Father of Persian Verse

Rudaki and his Poetry

Abu ‘Abdollâh' Jafar ibn Mohammad Rudaki (c. 880 CE-941 CE) was a poet to the Samanid court which ruled much of Khorâsân (northeastern Persia) from its seat in Bukhara.

He is widely regarded as "the father of Persian poetry, for he was the first major poet to write in New Persian language, following the Arab conquest in the seventh and eighth centuries, which established Islam as the official religion, and made Arabic the predominant literary language in Persian-speaking lands for some two centuries.

In the tenth century the Caliphate power, with headquarters in Bagdad, gradually weakened. The remoteness of Khorâsân, where Rudaki was based, provided a hospitable atmosphere for a "renaissance" of Persian literature. Persian poetry—now written in the Arabic alphabet—flourished under the patronage of the Samanid amirs, who drew literary talent to their court. Under the rule of Nasr ibn Ahmad II (r. 914-943), Rudaki distinguished himself as the brightest literary star of the Samanid court.

This book presents Rudaki as the founder of a new poetic aesthetic, which was adopted by subsequent generations of Persian poets. Rudaki is credited with being the first to write in the rubâi form; and many of the images we first encounter in Rudaki's lines have become staples of Persian poetry.
Author

Sassan Tabatabai
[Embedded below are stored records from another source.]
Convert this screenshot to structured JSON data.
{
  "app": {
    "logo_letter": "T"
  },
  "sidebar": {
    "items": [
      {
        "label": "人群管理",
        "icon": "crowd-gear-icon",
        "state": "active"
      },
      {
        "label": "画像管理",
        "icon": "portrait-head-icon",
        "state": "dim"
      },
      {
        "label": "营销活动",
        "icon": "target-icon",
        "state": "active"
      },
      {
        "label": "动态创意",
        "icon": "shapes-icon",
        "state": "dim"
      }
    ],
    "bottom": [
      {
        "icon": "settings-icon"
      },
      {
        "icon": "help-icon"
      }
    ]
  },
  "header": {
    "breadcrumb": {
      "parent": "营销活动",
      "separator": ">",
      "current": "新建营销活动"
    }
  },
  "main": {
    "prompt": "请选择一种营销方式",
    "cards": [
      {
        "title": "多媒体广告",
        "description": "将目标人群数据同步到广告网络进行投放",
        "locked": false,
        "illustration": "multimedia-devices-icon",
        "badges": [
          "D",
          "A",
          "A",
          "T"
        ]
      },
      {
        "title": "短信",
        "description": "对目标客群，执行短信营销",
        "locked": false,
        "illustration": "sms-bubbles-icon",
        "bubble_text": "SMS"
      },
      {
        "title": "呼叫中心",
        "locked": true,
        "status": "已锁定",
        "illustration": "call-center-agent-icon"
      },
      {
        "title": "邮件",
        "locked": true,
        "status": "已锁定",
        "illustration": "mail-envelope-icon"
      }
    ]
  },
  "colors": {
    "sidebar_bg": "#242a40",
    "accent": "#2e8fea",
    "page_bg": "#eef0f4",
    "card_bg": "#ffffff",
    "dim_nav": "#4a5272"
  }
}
Dr. Sassan Tabatabai (Tehran, 1967) teaches Persian and the Humanities at Boston University. Tabatabai is a poet, translator and editor of the Republic of Letters.